In the 1950s, the “Mobile Base Concept” led the Navy to investigate the idea of a supersonic, water-based fighter which would operate in sheltered water areas around the world. Convair engineers met the challenge with the most innovative single-seat fighter of the fifties, the XF2Y-1 Sea Dart (later designated YF2Y-1). A total of five Sea Darts were built in San Diego, California by Convair for the U.S. Navy, but only three were flown. The Sea Dart was to be the first combat-type plane equipped with retractable hydroskis, the first delta-winged seaplane, and the first supersonic seaplane in the world. Its first flight was made over San Diego Bay on April 9, 1953, and in August 1954, the plane proved its supersonic capabilities. However by 1956, tactical doctrine had changed and the Navy abandoned the seaplane fighter concept and, with it, the Sea Dart program.
The hull of the Sea Dart had multiple watertight compartments in the lower fuselage to prevent sinking in the event of a puncture. It was fitted with a set of dive brakes on the lower rear fuselage which also doubled as water brakes and as a water rudder while taxiing on the surface. When sitting at rest in the water, the Sea Dart floated with the trailing edge of the wing and the twin hydro-skis flush with the water, and the leading edge of the delta wing at the juncture of the fuselage about 18 inches above the water.
The aircraft took off and landed on a pair of retractable hydro-skis that extended outward from recesses cut into the lower hull.
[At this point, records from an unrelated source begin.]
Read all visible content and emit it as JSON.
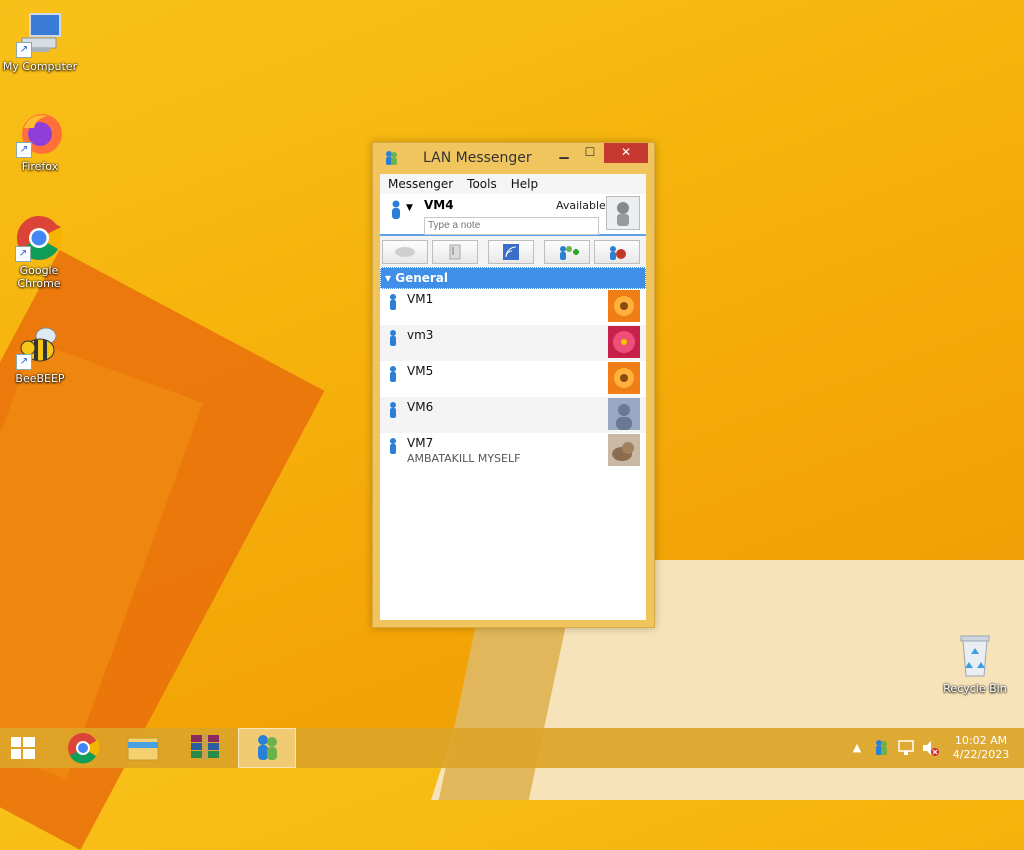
{
  "desktop": {
    "icons": [
      {
        "label": "My Computer"
      },
      {
        "label": "Firefox"
      },
      {
        "label": "Google Chrome"
      },
      {
        "label": "BeeBEEP"
      },
      {
        "label": "Recycle Bin"
      }
    ]
  },
  "window": {
    "title": "LAN Messenger",
    "menus": [
      "Messenger",
      "Tools",
      "Help"
    ],
    "user": {
      "name": "VM4",
      "status": "Available",
      "note_placeholder": "Type a note"
    },
    "toolbar_icons": [
      "chat-icon",
      "attach-icon",
      "broadcast-icon",
      "add-contact-icon",
      "settings-icon"
    ],
    "group": {
      "name": "General"
    },
    "contacts": [
      {
        "name": "VM1",
        "note": ""
      },
      {
        "name": "vm3",
        "note": ""
      },
      {
        "name": "VM5",
        "note": ""
      },
      {
        "name": "VM6",
        "note": ""
      },
      {
        "name": "VM7",
        "note": "AMBATAKILL MYSELF"
      }
    ]
  },
  "taskbar": {
    "clock": {
      "time": "10:02 AM",
      "date": "4/22/2023"
    }
  },
  "colors": {
    "accent": "#3f8fe8",
    "close": "#c7382e",
    "desktop": "#f6b40d"
  }
}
For takeoff, the skis were initially fully retracted into their wells. Then as power was applied and the leading edge of the ski broke the water at 9-11 mph, the skis were extended to an intermediate position until 45-55 mph was reached. They were then fully-extended, and the aircraft accelerated to a takeoff speed of about 145 mph. A single ski variant was also tested.
The Museum’s Sea Dart was donated by Convair in 1963, but at the time there was no room for the large, unusually shaped plane at the Museum’s old location on the del Prado. Thus, the Museum’s Sea Dart languished on Convair’s back lot for 20 years. The Museum’s new location in the Ford Building afforded an ideal spot for the Sea Dart – right in front for all to see.
While volunteer craftsmen from Convair undertook to restore the plane, proposals for the plane’s display in front of the Museum were presented for approval by various Balboa Park committees. Final approval was obtained in 1983, and the 12,600 pound aircraft was transported from Convair to the Museum during the early morning hours of June 27, 1984. After the 1.5 hour trip to the park, it was lifted by a crane and pedestal-mounted in front of the Museum. The Museum’s Sea Dart was the third produced by Convair and first flew on March 4, 1955.